(Web page and app entries)
=== Begin Enclosure ===
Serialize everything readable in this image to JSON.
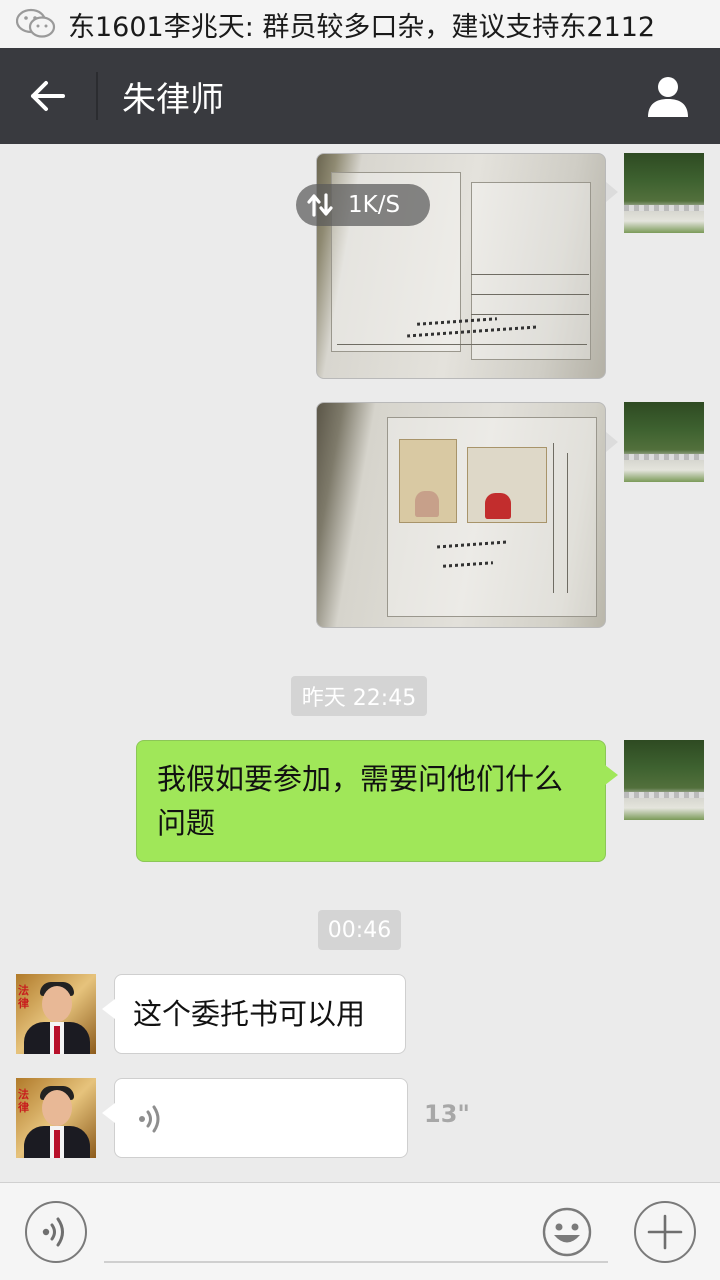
{
  "status_bar": {
    "notification_text": "东1601李兆天: 群员较多口杂，建议支持东2112",
    "app_icon": "wechat-icon"
  },
  "title_bar": {
    "title": "朱律师",
    "back_icon": "arrow-left-icon",
    "profile_icon": "person-icon"
  },
  "transfer": {
    "speed": "1K/S"
  },
  "messages": [
    {
      "type": "image",
      "sender": "self",
      "description": "photo of a document form"
    },
    {
      "type": "image",
      "sender": "self",
      "description": "photo of ID card copies"
    },
    {
      "type": "timestamp",
      "text": "昨天 22:45"
    },
    {
      "type": "text",
      "sender": "self",
      "text": "我假如要参加，需要问他们什么问题"
    },
    {
      "type": "timestamp",
      "text": "00:46"
    },
    {
      "type": "text",
      "sender": "other",
      "text": "这个委托书可以用"
    },
    {
      "type": "voice",
      "sender": "other",
      "duration": "13\""
    }
  ],
  "lawyer_avatar_text": "法律",
  "input_bar": {
    "voice_icon": "voice-icon",
    "emoji_icon": "smiley-icon",
    "plus_icon": "plus-icon",
    "placeholder": ""
  },
  "colors": {
    "title_bar_bg": "#393a3f",
    "chat_bg": "#ebebeb",
    "self_bubble": "#a0e759",
    "other_bubble": "#ffffff"
  }
}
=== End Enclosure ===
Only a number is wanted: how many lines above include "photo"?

- **Answer for the task**: 2